Interface dataset entries:
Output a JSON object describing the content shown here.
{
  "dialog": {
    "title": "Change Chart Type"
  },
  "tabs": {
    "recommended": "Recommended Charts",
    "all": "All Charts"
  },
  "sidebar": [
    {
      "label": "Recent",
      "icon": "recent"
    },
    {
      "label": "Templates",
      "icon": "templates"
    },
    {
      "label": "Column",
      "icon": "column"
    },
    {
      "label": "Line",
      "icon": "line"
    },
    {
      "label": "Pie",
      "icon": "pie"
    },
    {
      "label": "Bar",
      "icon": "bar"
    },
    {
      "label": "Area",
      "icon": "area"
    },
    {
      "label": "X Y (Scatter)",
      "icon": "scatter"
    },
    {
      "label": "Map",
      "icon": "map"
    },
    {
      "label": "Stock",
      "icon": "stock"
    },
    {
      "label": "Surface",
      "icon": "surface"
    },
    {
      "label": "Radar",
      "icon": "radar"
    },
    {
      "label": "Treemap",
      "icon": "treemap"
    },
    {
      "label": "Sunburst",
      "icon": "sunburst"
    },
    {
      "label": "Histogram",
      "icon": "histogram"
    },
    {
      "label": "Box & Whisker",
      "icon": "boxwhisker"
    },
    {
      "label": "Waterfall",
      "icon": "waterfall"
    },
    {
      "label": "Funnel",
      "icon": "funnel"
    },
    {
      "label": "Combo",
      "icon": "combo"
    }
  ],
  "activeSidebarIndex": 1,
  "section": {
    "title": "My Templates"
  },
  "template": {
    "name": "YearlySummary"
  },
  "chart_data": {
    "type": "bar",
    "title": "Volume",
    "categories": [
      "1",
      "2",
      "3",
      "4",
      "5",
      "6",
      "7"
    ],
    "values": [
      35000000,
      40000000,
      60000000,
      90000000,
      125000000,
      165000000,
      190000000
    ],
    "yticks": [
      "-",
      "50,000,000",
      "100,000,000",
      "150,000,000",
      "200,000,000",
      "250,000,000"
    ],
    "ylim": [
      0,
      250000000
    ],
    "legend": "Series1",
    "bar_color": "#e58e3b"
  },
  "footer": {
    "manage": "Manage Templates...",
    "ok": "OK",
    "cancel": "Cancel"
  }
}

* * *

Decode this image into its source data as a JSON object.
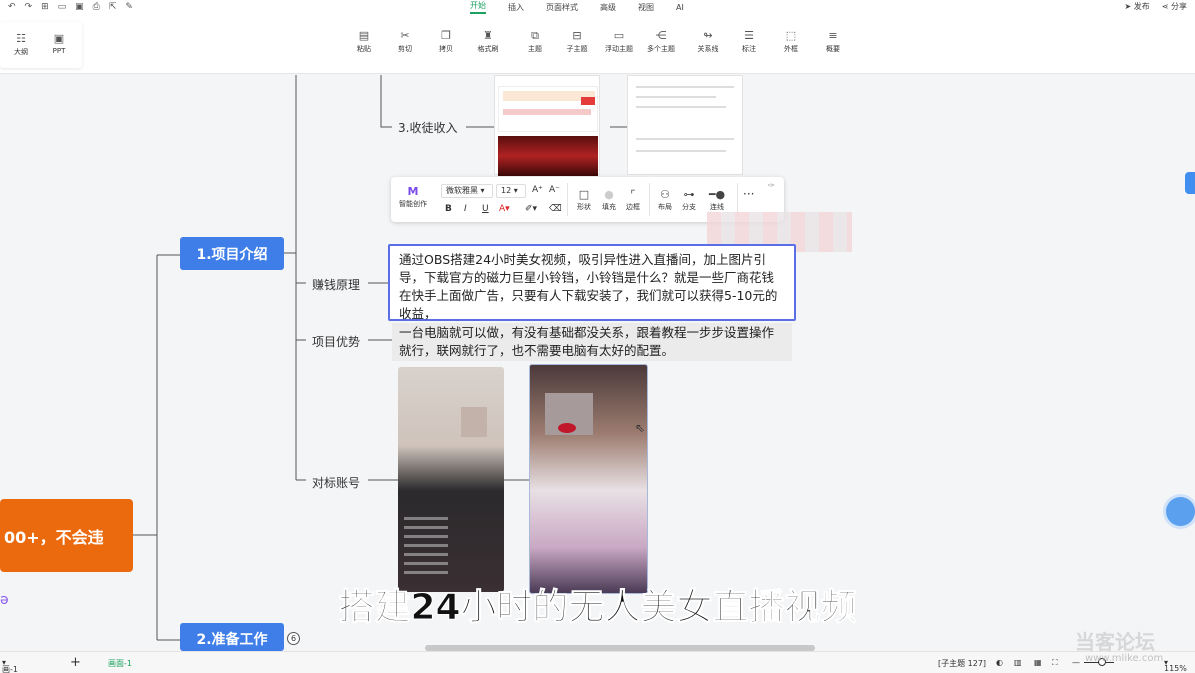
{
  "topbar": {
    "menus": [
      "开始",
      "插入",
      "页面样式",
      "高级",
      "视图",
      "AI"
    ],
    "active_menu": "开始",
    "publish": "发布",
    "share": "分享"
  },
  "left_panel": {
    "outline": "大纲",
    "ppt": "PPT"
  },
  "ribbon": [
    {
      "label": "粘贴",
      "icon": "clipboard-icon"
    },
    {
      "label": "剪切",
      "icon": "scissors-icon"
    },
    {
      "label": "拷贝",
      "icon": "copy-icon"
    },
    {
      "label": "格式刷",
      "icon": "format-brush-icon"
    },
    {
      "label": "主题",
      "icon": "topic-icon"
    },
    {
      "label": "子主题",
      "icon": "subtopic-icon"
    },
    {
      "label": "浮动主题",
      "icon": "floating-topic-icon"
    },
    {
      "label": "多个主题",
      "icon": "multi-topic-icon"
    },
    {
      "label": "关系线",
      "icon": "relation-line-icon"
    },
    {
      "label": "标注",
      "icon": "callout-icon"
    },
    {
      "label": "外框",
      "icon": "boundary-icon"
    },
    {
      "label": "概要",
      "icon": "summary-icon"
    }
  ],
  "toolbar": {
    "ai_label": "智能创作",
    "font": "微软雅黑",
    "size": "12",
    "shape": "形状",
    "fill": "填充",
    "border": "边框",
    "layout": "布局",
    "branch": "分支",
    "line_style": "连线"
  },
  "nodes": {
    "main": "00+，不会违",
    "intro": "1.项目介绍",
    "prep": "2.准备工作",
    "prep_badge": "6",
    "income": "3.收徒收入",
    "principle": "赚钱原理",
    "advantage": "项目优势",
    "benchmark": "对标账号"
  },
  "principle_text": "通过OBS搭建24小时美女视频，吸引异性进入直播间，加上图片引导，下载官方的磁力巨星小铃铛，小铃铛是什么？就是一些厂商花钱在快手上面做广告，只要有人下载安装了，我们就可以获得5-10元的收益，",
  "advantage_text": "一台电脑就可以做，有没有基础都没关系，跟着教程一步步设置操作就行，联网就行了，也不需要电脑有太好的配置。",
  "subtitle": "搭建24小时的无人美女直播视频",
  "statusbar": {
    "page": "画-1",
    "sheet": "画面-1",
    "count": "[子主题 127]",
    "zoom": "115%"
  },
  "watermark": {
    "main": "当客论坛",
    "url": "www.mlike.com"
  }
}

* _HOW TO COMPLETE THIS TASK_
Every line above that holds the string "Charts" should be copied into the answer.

* _SOLUTION TO THE PROBLEM_
    "recommended": "Recommended Charts",
    "all": "All Charts"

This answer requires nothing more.